**Exercise prompt:**
All lines from the one with "Transcribe this image's" through the final line of the records below must be written out exactly, with no other text.

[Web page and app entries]
*** Begin section ***

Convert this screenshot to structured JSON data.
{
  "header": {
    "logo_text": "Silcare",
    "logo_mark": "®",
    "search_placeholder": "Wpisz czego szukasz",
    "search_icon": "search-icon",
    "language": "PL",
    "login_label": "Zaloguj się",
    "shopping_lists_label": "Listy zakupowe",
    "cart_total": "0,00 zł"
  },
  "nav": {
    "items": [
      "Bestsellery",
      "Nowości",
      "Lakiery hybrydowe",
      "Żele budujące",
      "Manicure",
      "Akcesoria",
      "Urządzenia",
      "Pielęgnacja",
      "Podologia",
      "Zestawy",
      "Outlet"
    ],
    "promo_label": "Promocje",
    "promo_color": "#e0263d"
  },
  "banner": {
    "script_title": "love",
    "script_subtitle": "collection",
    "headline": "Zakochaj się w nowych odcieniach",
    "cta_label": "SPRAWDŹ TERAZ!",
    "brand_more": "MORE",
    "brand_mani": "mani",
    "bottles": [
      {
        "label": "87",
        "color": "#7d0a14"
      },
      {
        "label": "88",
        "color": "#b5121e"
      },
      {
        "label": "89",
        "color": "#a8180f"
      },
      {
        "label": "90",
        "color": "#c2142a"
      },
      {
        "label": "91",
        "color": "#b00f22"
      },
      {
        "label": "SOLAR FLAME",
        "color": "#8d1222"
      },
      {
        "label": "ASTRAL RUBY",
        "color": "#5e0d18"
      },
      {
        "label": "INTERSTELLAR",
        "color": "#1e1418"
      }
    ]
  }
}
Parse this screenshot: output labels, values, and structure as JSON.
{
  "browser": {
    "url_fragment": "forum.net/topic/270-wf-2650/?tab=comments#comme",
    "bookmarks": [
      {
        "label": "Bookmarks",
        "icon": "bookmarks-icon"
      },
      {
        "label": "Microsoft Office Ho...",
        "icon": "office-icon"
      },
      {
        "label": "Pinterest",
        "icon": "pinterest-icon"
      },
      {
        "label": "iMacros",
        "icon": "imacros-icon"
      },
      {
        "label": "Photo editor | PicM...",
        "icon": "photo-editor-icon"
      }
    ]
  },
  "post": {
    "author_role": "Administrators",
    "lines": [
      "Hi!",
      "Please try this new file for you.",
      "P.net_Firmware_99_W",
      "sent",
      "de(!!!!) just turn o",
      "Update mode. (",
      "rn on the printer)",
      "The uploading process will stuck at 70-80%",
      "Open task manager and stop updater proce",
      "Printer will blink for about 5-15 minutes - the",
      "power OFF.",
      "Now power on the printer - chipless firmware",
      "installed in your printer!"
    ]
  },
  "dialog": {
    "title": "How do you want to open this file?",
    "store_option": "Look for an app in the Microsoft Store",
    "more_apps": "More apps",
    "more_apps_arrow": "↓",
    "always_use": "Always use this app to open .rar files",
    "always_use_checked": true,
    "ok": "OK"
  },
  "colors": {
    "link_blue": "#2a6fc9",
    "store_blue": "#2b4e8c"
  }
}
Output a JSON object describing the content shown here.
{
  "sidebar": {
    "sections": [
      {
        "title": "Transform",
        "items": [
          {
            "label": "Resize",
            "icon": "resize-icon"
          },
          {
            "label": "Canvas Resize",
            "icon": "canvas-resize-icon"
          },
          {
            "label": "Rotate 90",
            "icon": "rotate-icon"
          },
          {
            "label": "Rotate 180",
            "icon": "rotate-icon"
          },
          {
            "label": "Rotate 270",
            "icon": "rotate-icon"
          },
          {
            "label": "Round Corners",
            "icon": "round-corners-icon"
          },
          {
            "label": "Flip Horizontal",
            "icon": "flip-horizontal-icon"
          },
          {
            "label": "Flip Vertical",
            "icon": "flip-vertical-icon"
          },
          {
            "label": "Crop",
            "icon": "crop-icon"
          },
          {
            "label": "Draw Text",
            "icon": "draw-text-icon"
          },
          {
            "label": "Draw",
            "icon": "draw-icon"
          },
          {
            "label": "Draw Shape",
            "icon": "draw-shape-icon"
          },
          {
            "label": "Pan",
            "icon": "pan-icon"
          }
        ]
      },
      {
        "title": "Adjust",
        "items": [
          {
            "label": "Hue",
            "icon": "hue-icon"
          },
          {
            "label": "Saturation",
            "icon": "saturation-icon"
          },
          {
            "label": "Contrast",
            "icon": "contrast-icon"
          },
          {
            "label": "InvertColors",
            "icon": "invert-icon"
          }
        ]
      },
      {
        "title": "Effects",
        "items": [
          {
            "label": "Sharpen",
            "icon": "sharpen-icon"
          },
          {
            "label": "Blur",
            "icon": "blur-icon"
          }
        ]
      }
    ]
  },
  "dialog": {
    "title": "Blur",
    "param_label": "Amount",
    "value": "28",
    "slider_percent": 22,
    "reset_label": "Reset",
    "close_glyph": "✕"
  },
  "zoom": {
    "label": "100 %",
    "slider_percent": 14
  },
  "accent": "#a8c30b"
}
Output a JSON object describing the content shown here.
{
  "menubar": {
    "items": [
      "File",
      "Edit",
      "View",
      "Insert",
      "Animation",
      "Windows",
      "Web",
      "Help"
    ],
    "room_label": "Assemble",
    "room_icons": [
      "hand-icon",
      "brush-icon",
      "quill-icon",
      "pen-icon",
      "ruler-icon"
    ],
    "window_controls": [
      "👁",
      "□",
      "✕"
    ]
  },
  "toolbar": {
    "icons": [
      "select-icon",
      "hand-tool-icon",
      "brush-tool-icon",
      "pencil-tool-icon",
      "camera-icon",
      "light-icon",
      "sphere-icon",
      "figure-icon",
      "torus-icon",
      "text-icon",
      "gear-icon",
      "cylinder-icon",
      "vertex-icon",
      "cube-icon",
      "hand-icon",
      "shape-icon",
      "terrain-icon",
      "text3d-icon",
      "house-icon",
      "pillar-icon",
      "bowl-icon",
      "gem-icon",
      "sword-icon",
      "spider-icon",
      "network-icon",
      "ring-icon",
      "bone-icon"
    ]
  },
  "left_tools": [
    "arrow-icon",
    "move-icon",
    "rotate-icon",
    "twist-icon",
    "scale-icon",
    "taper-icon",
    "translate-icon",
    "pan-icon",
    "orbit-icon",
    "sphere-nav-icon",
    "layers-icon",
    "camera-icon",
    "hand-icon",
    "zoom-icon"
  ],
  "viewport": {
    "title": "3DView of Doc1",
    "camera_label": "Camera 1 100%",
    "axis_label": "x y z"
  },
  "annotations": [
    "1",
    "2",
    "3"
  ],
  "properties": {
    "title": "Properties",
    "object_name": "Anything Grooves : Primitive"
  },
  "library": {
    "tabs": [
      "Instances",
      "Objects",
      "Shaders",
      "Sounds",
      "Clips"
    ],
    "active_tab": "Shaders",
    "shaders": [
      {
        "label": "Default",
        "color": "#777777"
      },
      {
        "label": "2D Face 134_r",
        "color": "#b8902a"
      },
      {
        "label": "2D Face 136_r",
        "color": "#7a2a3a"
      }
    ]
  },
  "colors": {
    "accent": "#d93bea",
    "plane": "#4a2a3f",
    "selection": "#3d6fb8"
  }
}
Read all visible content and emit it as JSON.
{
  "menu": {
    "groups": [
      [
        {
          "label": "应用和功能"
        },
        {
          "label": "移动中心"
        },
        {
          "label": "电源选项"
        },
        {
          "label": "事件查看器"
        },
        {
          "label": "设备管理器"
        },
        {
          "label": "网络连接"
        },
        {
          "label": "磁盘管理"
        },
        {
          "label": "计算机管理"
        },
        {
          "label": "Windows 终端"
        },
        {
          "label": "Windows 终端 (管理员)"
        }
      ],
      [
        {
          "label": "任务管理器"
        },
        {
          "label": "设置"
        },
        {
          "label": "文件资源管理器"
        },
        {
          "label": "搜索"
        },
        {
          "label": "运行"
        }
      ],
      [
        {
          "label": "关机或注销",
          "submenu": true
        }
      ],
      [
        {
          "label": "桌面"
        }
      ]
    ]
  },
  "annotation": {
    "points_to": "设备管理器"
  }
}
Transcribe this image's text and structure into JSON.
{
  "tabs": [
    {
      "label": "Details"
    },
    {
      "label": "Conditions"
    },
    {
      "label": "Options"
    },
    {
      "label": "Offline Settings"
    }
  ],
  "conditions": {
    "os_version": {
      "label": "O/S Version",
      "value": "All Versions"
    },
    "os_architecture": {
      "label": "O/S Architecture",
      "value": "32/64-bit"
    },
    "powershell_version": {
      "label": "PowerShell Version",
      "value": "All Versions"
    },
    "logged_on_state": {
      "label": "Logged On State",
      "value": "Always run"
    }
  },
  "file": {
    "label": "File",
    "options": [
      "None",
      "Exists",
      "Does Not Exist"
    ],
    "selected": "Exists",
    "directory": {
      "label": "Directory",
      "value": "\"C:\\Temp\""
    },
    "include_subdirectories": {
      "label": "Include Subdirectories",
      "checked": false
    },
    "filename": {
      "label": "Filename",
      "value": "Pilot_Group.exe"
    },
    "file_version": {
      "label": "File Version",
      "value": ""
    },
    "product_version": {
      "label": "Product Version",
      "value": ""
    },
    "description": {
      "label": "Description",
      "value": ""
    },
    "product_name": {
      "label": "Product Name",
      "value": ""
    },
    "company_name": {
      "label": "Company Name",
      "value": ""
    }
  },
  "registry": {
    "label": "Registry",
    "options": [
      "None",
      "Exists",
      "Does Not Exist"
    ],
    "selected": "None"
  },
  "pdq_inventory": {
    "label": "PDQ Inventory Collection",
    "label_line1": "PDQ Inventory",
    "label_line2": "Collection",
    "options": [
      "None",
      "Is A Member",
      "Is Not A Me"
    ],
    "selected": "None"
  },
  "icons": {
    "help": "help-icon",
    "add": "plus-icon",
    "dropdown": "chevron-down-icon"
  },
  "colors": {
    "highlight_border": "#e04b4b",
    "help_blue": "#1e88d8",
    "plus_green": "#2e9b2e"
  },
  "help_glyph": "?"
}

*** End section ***

**Answer section:**
Transcribe this image's text and structure into JSON.
{
  "tabs": [
    {
      "label": "Details"
    },
    {
      "label": "Conditions"
    },
    {
      "label": "Options"
    },
    {
      "label": "Offline Settings"
    }
  ],
  "conditions": {
    "os_version": {
      "label": "O/S Version",
      "value": "All Versions"
    },
    "os_architecture": {
      "label": "O/S Architecture",
      "value": "32/64-bit"
    },
    "powershell_version": {
      "label": "PowerShell Version",
      "value": "All Versions"
    },
    "logged_on_state": {
      "label": "Logged On State",
      "value": "Always run"
    }
  },
  "file": {
    "label": "File",
    "options": [
      "None",
      "Exists",
      "Does Not Exist"
    ],
    "selected": "Exists",
    "directory": {
      "label": "Directory",
      "value": "\"C:\\Temp\""
    },
    "include_subdirectories": {
      "label": "Include Subdirectories",
      "checked": false
    },
    "filename": {
      "label": "Filename",
      "value": "Pilot_Group.exe"
    },
    "file_version": {
      "label": "File Version",
      "value": ""
    },
    "product_version": {
      "label": "Product Version",
      "value": ""
    },
    "description": {
      "label": "Description",
      "value": ""
    },
    "product_name": {
      "label": "Product Name",
      "value": ""
    },
    "company_name": {
      "label": "Company Name",
      "value": ""
    }
  },
  "registry": {
    "label": "Registry",
    "options": [
      "None",
      "Exists",
      "Does Not Exist"
    ],
    "selected": "None"
  },
  "pdq_inventory": {
    "label": "PDQ Inventory Collection",
    "label_line1": "PDQ Inventory",
    "label_line2": "Collection",
    "options": [
      "None",
      "Is A Member",
      "Is Not A Me"
    ],
    "selected": "None"
  },
  "icons": {
    "help": "help-icon",
    "add": "plus-icon",
    "dropdown": "chevron-down-icon"
  },
  "colors": {
    "highlight_border": "#e04b4b",
    "help_blue": "#1e88d8",
    "plus_green": "#2e9b2e"
  },
  "help_glyph": "?"
}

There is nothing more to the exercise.